I did it! I made the fabric grocery bag that I mentioned last week! I fiiiinally made some time for crafting…
To start, I google-searched for handmade, re-usable, fabric grocery bag/tote tutorials. There were tons of tutorials, but I decided this one, by Homemaking Dreams (thanks for sharing, HD!), one was the best and looked super easy to put together. I also liked that the tutorial didn't use a pattern…you just had to cut a bunch of rectangles up.
Next, I had a hard time choosing which fabrics to use. I have a bad habit of hoarding away my faves (of anything – fabric, beads, foods, etc.), but I decided that since I'm going to be using these bags quite often, I may as well use a fabric that I absolutely love so I can enjoy using my totes even more. I picked one of my fave fabrics (the turquoise-y one above) that I've been hoarding for a couple years now.
My next tough call was choosing the lining fabric, which could actually be an outside fabric, too, since the tote is reversible. I wanted to use the green because it coordinated with the specks of green on the main fabric and would hide dirt better, but I thought the pink was a much better match color-wise, so I went with the pink.
After choosing the fabric, I got my work area ready. My computer currently resides on our dining room table, and I decided that instead of printing out the tutorial, I'd leave it up on my computer, turn the screen so I could see it from the sewing machine, and save some trees in the process. I also got a candle going to keep the mood relaxed.
The fabric cutting seemed to take forever! Luckily, I had already pre-washed these fabrics, but they were all wrinkly because I neglected to iron them beforehand. So, I had to mix my cutting up with some ironing to get them in the proper size. I had a handful of these little 2 1/2" square leftover, so I think I'm going to keep these for another project…possibly a quilt!?
I had my computer screen positioned nicely so I could look up and double-check my work at any time. The scrolling was more challenging since I left my mouse further away, but I still really enjoyed working from my screen vs a paper print-out of the tutorial.
Sewing the pieces together was a cinch – just a bunch of straight sewing!
Sewing the handle…
First Generation Organic
I had a nice phone conversation with my dad while I was working on this part of the tutorial. We talked for a long time about why/how he got into being green and eating organic foods. He even talked about how he ate organic foods "back in the day" before I was born and how he was part of some organic food organization in Atlanta, I think it's this one – Sevanada. I didn't even know organic food existed then! He went on (the man likes to talk!) to talk about subscribing to organic gardening magazines, keeping his compost pile, researching solar power for school, natural foods, taking my sister and me to local farms to pick vegetables so he could teach me when they were ripe and feed us natural foods, and even how he almost built our family a sustainable house with a mud roof and south-facing window for passive solar design! Sounds like I'm first generation organic…just like Sara Snow! How cool!?

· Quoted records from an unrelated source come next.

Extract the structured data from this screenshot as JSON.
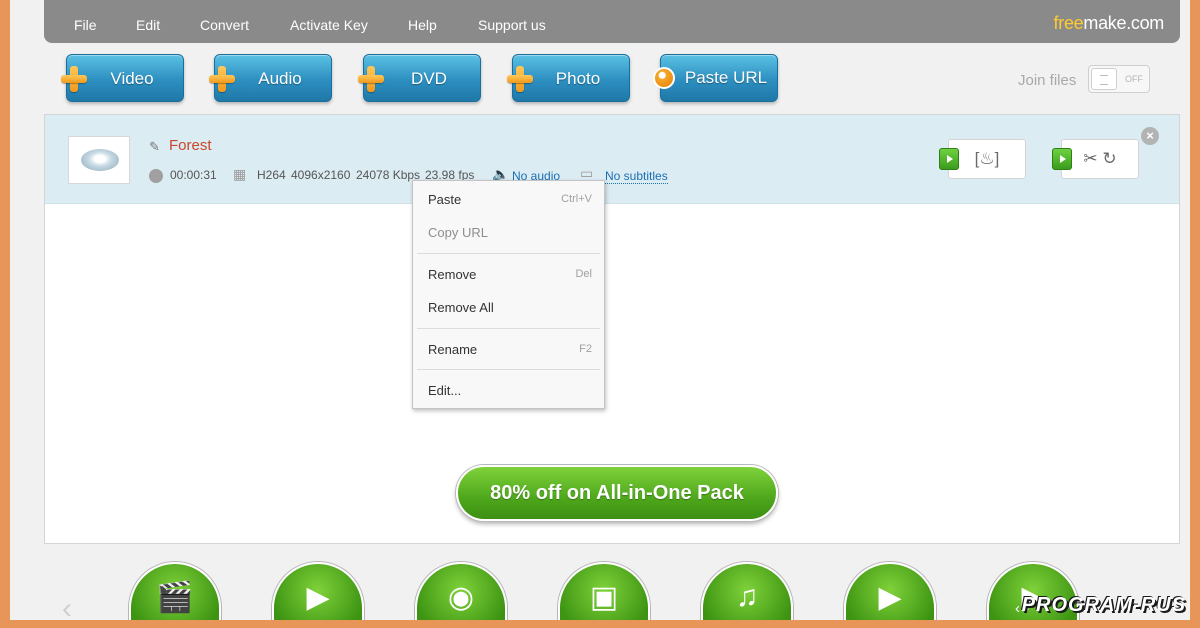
{
  "menu": {
    "items": [
      "File",
      "Edit",
      "Convert",
      "Activate Key",
      "Help",
      "Support us"
    ],
    "brand_prefix": "free",
    "brand_suffix": "make.com"
  },
  "toolbar": {
    "video": "Video",
    "audio": "Audio",
    "dvd": "DVD",
    "photo": "Photo",
    "paste_url": "Paste URL",
    "join_files": "Join files",
    "toggle_state": "OFF"
  },
  "file": {
    "name": "Forest",
    "duration": "00:00:31",
    "codec": "H264",
    "resolution": "4096x2160",
    "bitrate": "24078 Kbps",
    "fps": "23.98 fps",
    "audio": "No audio",
    "subtitles": "No subtitles"
  },
  "context_menu": {
    "paste": "Paste",
    "paste_shortcut": "Ctrl+V",
    "copy_url": "Copy URL",
    "remove": "Remove",
    "remove_shortcut": "Del",
    "remove_all": "Remove All",
    "rename": "Rename",
    "rename_shortcut": "F2",
    "edit": "Edit..."
  },
  "promo": "80% off on All-in-One Pack",
  "watermark": "PROGRAM-RUS",
  "colors": {
    "accent_blue": "#2c8fc0",
    "accent_green": "#4ea71c",
    "file_name": "#c9472b",
    "link": "#1b6fb3",
    "frame": "#e8955a"
  }
}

I can't wait till Hubby and I finally get a house! We can have my fam over to help us plant a garden and stuff and maybe make a day of it and grill out? Could be fun times…Here's to hoping! 🙂
Oh, and I'm trying to talk my dad into starting a blog…hehe. He has lots of great advice that I think could really benefit other people. Plus, like I said, the man likes to talk! If he could blog as much as he talks, I think he could have a good thing going!
After I got the handles sewn up, I had to pin them in place.
I did this part veeeeeeeery carefully. I'd done too much work to mess up now!
Once both handles were pinned in place, I could put the right sides together to prep them for the final streth of the project – sewing the top! Doesn't it look like the pink bag is eating the turquoise one!? haha
Once the top was sewn, I could pull the outside fabric through the inside fabric so I could wrap things up. All I had to do was topstitch the top of the bag and then sew up the bottom of the liner fabric and I was DONE! 🙂
The finished product!
A different POV.
A closer look.
Overall, this tutorial rocked! I have fabric cut already to make a second bag and am thinking of making another one that is slightly larger than the first 2. The tutorial was very simple to follow and had tons of photos that were very helpful (I'm a very visual person). This project would make an excellent sewing project for begginner sewers and would be super simple for those more experienced. I highly recommend trying it out and if you do, let me know! I'd love to see your finished work!